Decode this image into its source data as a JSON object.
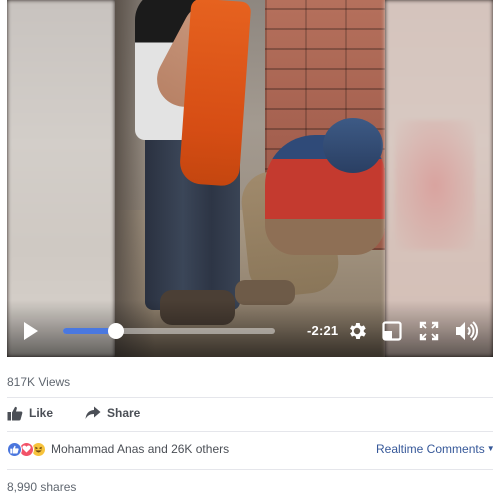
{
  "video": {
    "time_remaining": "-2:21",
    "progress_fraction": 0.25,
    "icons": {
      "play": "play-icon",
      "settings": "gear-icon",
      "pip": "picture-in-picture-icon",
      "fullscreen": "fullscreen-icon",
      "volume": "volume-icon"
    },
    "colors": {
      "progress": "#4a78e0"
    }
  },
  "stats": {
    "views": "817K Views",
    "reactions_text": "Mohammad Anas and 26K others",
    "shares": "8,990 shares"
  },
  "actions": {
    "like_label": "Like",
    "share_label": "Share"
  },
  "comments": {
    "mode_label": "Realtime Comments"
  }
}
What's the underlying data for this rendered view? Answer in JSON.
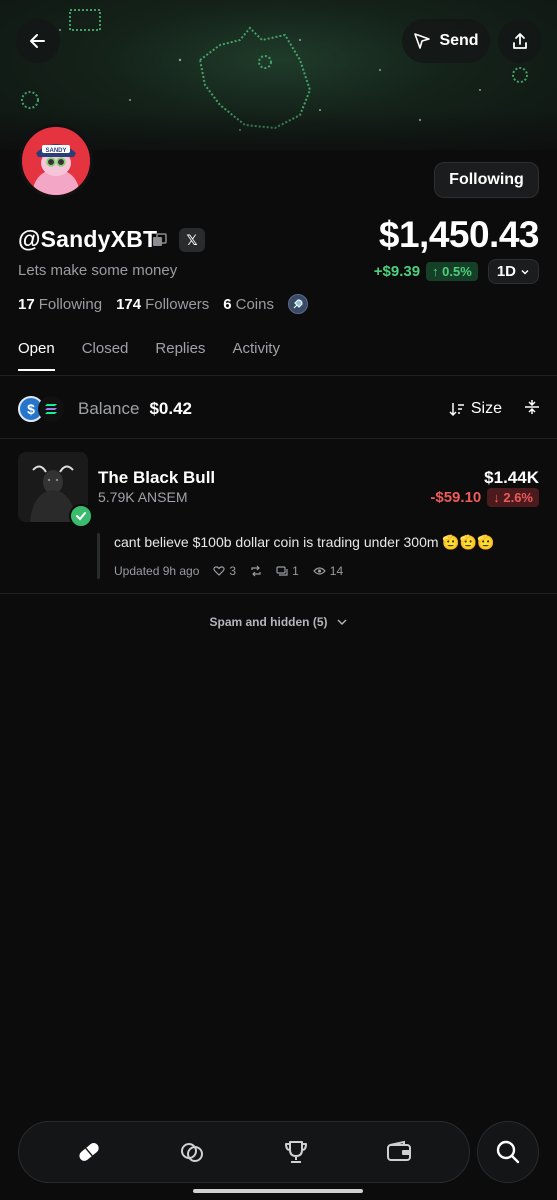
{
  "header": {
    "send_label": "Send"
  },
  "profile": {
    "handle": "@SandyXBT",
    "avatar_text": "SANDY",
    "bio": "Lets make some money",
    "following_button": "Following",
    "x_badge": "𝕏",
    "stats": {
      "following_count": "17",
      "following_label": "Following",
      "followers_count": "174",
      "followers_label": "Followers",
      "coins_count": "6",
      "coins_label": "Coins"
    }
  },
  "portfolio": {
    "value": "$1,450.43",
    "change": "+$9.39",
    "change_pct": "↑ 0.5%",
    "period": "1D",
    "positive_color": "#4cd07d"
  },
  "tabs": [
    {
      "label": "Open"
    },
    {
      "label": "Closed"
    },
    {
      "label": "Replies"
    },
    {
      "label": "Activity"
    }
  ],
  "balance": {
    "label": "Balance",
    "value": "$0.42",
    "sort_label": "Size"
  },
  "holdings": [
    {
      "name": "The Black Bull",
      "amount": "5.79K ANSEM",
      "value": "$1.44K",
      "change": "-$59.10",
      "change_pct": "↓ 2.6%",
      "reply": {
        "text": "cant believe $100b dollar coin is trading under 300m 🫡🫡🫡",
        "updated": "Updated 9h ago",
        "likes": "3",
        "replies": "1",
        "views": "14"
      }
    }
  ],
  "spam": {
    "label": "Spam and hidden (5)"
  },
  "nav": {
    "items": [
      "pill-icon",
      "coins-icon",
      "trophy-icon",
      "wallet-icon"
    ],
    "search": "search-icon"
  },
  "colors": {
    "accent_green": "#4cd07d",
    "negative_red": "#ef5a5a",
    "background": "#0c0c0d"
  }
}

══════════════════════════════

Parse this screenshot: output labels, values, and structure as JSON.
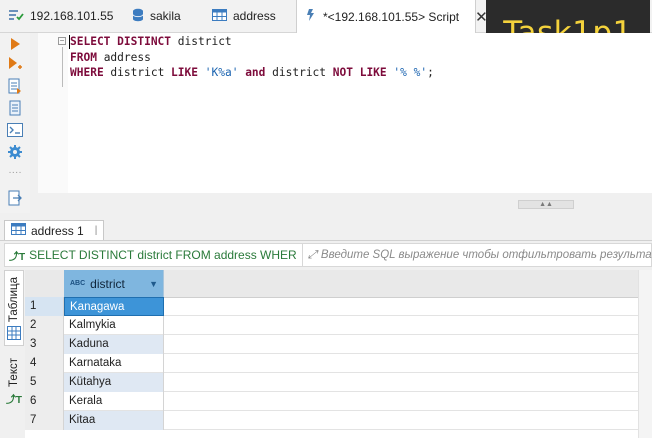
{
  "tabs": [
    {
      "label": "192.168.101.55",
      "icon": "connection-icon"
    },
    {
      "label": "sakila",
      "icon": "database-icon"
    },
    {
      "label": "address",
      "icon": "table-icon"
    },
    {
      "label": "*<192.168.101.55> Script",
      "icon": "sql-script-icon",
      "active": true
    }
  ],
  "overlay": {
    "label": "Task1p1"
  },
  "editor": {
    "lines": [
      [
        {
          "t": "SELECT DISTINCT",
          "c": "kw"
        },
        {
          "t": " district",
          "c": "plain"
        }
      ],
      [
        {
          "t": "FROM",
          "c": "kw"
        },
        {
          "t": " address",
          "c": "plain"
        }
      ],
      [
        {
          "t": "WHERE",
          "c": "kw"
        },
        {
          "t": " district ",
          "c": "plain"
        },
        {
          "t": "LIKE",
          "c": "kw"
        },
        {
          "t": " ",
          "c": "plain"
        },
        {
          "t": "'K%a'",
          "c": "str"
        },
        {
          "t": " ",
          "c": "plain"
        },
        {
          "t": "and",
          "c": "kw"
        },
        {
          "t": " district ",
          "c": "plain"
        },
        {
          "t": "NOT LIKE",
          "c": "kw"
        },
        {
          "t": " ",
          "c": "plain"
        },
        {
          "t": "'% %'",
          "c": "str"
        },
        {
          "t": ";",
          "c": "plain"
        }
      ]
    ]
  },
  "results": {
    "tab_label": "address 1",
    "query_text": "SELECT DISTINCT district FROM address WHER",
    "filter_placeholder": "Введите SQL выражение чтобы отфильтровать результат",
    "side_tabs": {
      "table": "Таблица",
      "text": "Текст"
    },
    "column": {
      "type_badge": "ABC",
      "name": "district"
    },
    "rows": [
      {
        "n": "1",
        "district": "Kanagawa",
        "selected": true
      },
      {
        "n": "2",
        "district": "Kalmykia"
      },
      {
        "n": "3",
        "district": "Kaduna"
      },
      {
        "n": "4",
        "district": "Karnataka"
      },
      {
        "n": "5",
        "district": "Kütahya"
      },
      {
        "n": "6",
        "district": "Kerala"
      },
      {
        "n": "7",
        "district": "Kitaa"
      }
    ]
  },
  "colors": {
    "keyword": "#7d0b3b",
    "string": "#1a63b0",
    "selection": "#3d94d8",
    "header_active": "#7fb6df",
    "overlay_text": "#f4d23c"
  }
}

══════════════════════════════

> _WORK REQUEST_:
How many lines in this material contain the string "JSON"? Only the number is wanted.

> _ANSWER SPACE_:
3